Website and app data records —
#####
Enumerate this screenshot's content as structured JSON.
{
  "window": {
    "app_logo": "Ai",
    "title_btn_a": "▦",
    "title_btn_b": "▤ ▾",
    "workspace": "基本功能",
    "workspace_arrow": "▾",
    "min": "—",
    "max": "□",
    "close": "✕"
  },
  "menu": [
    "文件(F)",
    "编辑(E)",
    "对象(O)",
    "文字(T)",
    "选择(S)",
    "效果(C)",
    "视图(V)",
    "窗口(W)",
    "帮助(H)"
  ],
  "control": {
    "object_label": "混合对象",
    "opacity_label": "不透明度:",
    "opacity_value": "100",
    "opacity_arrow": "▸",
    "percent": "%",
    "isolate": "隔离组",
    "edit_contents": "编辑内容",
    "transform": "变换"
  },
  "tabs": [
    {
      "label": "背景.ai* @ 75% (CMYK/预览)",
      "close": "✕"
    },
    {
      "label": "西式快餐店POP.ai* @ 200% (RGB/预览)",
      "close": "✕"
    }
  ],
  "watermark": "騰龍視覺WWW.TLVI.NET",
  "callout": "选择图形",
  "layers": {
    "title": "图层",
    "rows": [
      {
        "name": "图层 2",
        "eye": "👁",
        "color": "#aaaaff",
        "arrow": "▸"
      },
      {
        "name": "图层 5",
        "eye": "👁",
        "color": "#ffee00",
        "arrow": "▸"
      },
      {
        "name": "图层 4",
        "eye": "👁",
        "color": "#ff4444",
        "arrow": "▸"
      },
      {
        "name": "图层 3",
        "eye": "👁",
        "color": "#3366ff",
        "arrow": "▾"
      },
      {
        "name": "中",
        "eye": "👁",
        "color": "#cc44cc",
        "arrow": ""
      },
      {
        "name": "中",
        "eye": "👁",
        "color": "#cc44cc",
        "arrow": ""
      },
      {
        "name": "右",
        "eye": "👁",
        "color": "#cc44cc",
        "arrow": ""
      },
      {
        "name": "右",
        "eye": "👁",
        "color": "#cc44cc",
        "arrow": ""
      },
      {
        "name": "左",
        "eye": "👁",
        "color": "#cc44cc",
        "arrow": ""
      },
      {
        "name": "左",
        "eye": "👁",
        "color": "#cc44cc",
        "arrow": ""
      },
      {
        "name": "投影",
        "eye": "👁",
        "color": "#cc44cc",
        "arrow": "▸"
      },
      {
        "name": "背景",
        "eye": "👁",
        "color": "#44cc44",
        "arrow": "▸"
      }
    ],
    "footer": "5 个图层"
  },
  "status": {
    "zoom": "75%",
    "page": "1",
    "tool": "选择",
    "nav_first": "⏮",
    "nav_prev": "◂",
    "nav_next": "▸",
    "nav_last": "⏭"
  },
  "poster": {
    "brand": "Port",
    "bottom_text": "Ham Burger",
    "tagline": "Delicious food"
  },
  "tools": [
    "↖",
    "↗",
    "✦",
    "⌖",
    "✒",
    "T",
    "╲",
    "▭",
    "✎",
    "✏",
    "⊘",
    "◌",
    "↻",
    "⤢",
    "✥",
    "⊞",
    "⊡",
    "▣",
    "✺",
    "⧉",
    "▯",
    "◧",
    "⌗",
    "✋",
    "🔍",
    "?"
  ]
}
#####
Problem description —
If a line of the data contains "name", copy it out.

Result of this task —
        "name": "图层 2",
        "name": "图层 5",
        "name": "图层 4",
        "name": "图层 3",
        "name": "中",
        "name": "中",
        "name": "右",
        "name": "右",
        "name": "左",
        "name": "左",
        "name": "投影",
        "name": "背景",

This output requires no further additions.